→ **DATA LISTING**
*-*-*
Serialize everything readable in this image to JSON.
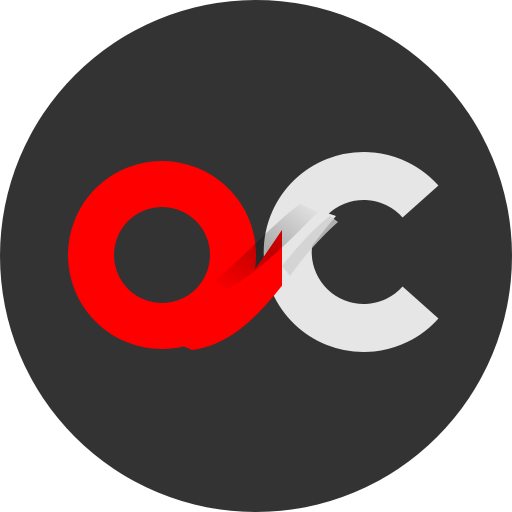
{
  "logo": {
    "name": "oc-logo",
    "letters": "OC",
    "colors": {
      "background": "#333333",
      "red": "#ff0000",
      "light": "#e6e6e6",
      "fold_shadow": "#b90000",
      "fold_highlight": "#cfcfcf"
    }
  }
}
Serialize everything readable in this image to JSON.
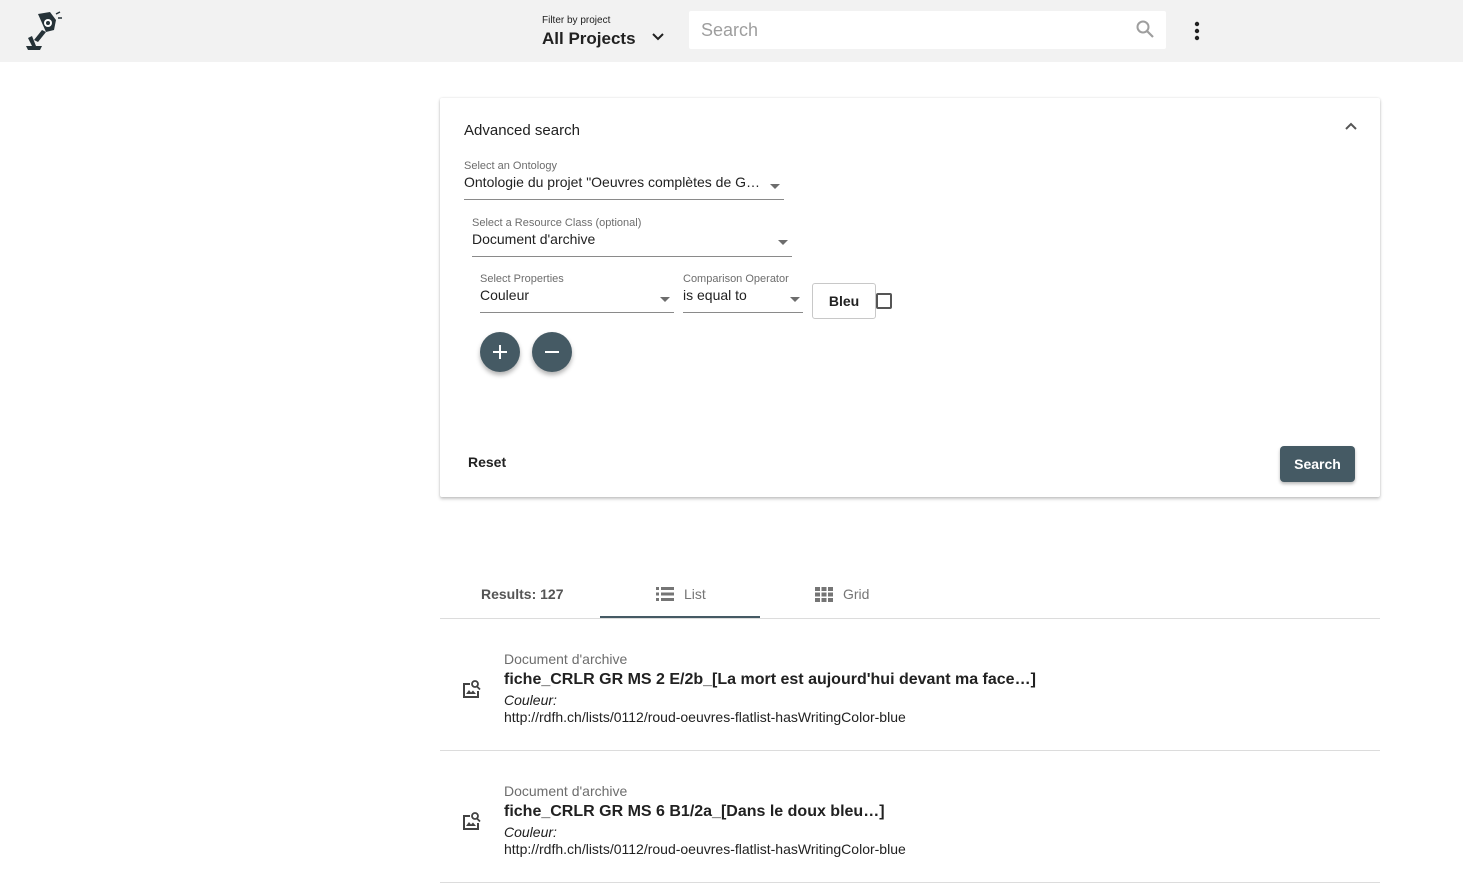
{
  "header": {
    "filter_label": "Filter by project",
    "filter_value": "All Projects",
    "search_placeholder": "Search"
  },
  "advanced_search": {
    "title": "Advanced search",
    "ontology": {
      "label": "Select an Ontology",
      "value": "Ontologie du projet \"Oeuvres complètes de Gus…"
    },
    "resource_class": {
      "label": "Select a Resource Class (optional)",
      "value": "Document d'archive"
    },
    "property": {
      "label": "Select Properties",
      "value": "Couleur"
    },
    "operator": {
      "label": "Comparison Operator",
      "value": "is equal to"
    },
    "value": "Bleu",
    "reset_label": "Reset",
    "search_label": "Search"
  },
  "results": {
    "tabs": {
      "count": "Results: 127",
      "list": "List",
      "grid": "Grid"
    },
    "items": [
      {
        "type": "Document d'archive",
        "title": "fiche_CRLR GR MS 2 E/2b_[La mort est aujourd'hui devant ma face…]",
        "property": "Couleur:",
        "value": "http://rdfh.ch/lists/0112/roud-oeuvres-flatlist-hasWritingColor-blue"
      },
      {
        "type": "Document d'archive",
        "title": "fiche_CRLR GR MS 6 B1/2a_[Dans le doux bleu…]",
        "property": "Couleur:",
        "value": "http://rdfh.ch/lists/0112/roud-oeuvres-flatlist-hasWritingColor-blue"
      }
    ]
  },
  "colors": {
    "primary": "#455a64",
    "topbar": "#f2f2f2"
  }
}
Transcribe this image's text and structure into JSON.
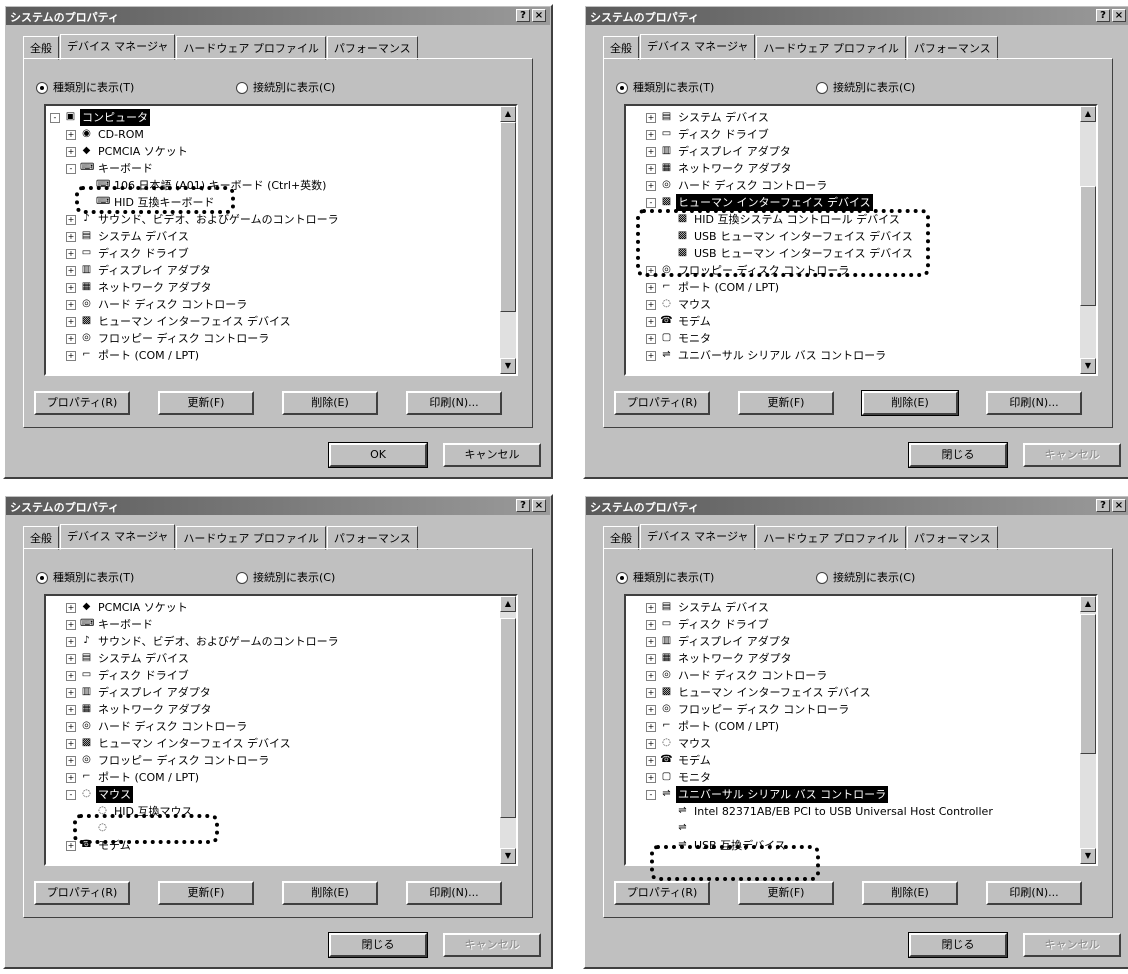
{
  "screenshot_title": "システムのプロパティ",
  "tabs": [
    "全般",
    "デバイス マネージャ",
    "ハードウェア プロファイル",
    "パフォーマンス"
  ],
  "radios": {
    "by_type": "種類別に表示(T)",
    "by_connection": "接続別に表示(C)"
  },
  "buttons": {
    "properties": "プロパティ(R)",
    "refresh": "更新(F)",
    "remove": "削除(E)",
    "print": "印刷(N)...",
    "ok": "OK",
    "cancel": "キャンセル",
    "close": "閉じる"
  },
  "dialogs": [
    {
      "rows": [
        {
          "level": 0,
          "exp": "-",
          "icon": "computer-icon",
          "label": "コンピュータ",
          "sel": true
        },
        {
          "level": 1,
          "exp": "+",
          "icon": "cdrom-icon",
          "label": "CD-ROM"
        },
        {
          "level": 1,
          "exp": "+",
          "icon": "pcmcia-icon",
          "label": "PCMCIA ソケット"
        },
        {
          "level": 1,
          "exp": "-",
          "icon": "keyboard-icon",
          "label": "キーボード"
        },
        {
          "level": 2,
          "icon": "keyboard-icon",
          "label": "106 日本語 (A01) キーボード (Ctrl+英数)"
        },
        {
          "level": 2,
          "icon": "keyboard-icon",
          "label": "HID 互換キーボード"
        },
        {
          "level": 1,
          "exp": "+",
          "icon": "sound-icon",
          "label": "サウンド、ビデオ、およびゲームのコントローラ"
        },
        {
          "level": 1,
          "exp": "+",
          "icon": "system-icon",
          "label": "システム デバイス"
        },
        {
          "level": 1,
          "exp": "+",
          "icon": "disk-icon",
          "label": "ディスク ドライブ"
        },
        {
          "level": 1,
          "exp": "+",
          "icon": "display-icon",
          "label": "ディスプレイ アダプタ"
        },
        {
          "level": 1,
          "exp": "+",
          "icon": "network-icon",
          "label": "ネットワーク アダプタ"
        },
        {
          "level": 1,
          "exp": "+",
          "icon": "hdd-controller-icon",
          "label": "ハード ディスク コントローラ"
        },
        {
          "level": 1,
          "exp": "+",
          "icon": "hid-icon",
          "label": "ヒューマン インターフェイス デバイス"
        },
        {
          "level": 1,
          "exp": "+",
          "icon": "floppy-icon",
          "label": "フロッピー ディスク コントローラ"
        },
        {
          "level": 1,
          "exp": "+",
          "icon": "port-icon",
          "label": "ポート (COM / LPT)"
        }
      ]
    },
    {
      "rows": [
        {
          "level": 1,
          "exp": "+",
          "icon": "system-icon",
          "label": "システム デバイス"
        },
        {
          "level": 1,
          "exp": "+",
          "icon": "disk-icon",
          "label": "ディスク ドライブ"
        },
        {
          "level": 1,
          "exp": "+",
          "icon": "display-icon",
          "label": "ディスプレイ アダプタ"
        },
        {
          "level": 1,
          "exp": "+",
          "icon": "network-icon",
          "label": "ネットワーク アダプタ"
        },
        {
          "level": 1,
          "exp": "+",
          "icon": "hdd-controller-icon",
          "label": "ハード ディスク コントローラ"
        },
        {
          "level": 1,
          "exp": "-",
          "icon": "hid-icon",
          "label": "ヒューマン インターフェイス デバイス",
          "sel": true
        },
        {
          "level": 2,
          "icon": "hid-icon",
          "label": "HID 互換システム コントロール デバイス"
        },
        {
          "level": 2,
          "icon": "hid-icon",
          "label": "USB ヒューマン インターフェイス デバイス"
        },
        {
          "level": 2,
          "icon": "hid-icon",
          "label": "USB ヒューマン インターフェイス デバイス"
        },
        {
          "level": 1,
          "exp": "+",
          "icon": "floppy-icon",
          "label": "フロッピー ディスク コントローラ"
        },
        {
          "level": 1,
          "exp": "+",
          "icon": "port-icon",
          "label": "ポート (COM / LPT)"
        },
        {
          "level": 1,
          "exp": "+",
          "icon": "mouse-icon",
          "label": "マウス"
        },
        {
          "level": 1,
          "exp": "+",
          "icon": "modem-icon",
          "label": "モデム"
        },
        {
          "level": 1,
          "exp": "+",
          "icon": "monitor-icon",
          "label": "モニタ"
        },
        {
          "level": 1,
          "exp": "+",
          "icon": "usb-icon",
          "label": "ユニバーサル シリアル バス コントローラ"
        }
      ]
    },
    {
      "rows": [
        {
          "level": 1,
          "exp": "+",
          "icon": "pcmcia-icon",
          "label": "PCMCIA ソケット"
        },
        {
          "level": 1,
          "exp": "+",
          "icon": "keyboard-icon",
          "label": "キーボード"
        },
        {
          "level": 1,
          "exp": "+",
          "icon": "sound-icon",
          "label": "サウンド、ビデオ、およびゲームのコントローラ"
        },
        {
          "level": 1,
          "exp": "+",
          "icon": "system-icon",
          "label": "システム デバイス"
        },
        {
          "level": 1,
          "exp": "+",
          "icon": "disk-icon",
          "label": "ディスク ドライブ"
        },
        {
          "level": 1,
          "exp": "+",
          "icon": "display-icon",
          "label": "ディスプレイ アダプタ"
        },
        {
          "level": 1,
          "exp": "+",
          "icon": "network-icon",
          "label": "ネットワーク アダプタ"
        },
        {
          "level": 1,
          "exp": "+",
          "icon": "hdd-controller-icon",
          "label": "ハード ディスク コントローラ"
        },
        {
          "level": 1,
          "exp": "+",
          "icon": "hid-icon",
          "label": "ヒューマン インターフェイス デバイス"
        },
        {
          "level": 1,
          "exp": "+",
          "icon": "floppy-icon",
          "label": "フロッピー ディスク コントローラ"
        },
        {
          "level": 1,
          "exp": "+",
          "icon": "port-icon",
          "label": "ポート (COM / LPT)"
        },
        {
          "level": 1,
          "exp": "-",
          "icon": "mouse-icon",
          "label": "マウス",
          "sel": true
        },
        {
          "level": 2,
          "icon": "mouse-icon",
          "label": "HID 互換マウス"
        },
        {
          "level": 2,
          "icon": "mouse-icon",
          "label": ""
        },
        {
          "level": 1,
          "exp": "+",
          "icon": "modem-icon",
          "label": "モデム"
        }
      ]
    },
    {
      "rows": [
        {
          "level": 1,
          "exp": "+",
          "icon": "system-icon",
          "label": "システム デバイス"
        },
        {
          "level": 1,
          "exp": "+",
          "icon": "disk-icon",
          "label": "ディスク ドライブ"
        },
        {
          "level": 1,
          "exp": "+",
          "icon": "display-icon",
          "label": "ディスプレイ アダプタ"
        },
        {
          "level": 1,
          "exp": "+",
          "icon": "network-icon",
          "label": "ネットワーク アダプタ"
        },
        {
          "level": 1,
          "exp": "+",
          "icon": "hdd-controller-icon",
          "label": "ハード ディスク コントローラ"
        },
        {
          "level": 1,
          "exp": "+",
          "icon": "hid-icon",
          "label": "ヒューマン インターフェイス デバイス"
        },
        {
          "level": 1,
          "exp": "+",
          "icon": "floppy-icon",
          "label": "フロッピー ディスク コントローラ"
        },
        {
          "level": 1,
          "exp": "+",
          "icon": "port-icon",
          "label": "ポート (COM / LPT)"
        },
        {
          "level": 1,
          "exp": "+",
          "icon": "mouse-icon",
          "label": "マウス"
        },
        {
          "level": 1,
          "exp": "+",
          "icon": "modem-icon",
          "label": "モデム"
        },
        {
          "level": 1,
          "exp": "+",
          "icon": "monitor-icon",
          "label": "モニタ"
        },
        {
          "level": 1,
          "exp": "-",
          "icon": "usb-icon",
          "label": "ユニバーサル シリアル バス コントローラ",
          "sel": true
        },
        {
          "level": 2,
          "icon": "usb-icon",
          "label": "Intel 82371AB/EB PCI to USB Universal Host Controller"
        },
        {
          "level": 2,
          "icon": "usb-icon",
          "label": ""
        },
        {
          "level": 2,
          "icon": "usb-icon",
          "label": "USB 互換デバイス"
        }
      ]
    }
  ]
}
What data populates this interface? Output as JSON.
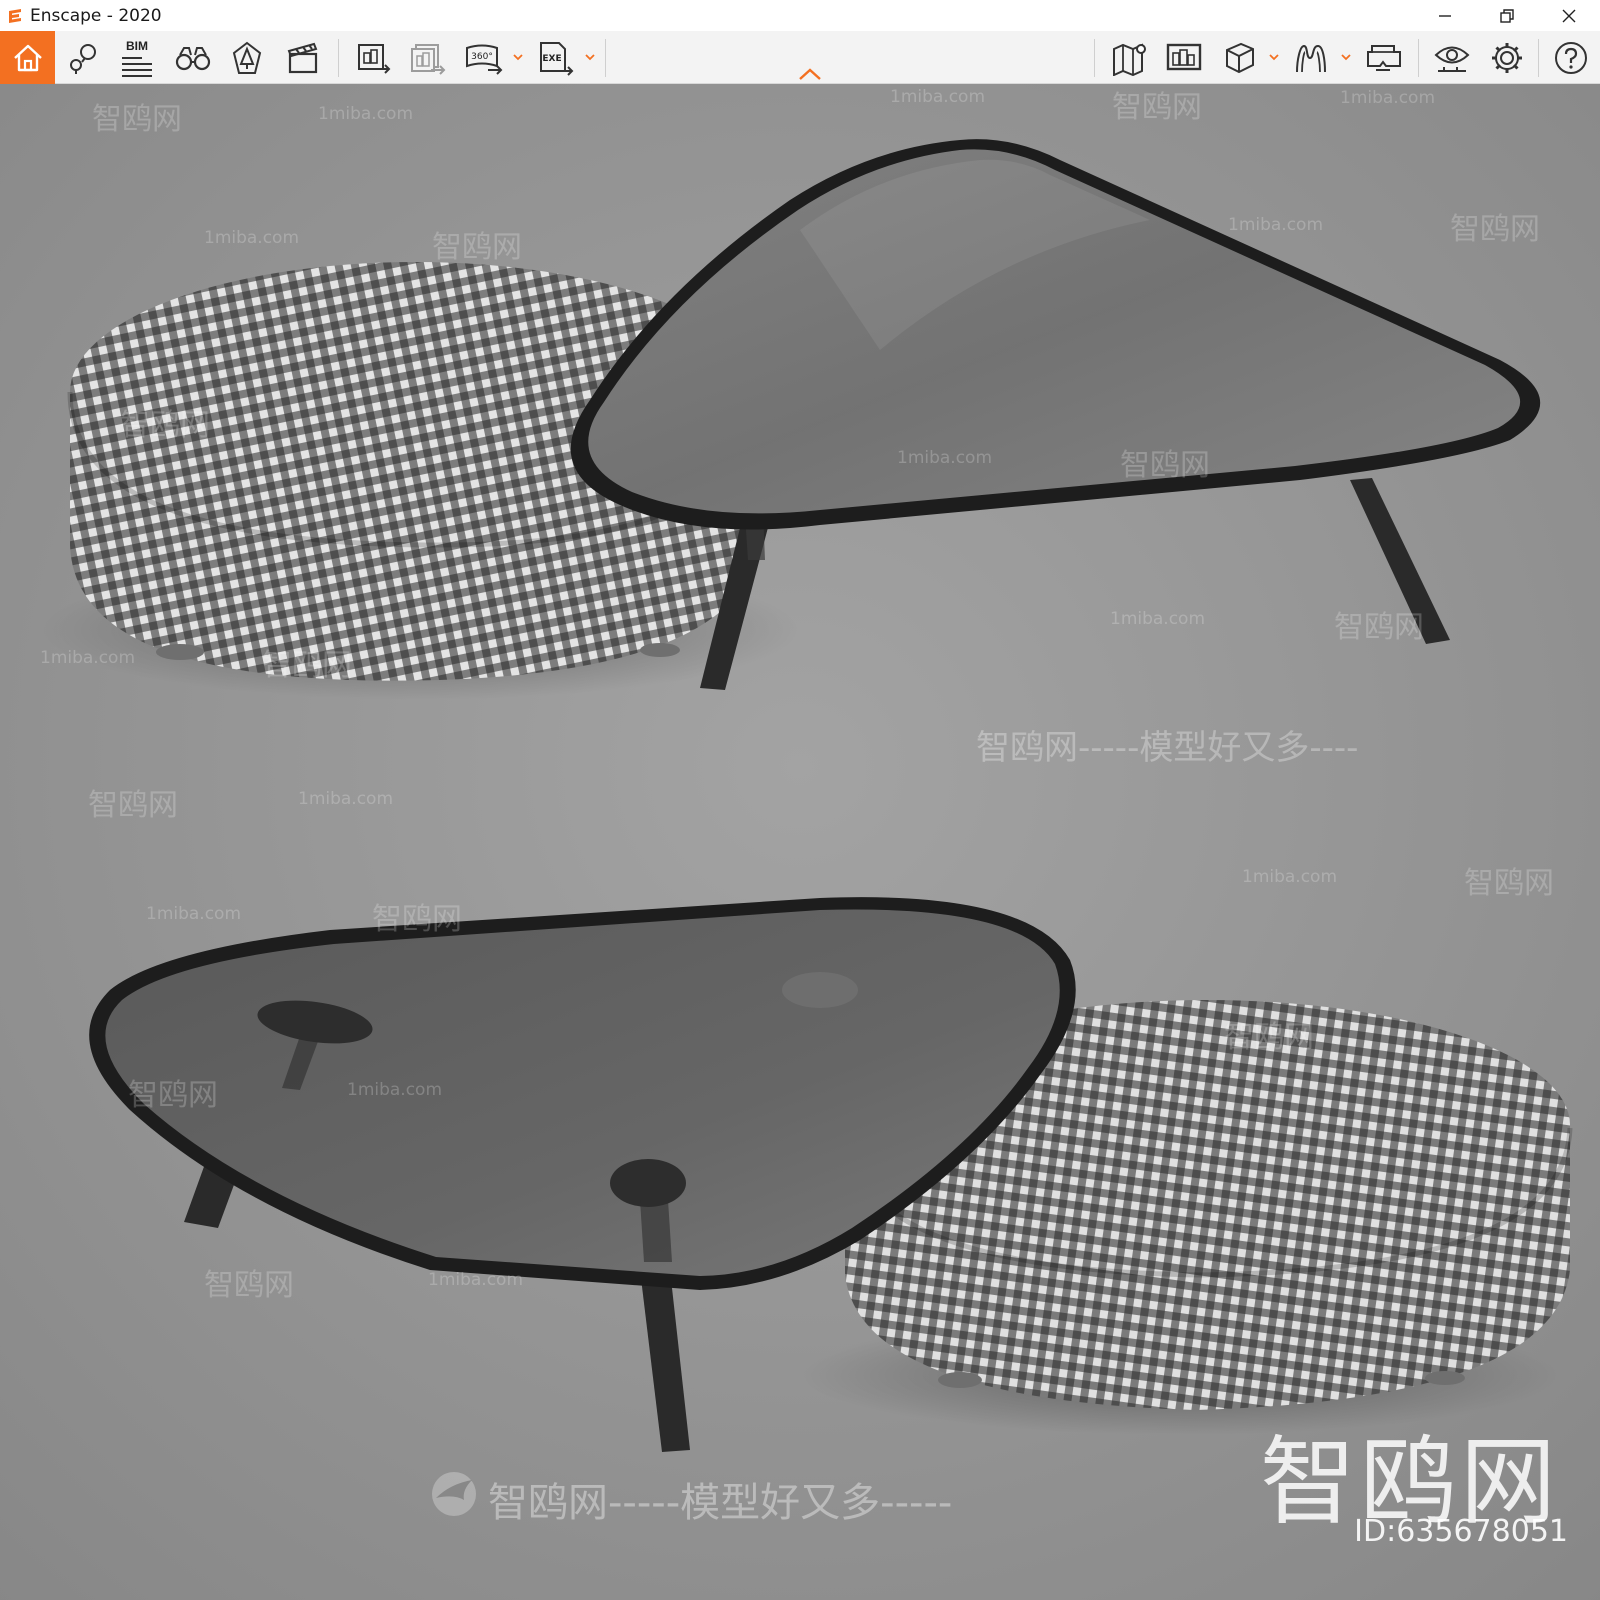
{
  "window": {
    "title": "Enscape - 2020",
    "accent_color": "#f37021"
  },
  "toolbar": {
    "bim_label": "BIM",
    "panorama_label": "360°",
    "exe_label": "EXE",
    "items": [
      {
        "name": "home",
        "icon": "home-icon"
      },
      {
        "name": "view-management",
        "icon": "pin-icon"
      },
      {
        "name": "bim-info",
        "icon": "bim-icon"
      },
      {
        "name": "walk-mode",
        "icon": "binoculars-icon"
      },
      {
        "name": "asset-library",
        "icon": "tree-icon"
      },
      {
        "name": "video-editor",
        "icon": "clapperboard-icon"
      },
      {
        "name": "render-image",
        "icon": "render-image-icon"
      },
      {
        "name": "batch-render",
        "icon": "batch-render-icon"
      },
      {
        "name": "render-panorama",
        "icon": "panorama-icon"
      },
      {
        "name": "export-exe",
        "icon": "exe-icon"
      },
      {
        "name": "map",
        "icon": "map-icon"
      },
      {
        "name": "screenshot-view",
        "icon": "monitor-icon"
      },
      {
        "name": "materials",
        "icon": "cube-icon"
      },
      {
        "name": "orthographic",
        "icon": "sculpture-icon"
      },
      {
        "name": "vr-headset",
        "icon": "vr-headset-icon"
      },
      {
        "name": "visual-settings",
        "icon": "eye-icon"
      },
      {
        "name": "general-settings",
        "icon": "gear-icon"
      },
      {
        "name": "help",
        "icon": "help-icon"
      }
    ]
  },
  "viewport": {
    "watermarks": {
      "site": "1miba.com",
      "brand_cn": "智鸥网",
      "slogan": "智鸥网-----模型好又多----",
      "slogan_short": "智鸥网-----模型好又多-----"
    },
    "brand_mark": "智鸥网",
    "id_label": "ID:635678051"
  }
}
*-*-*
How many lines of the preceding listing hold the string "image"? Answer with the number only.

→ **EXERCISE ANSWER**
5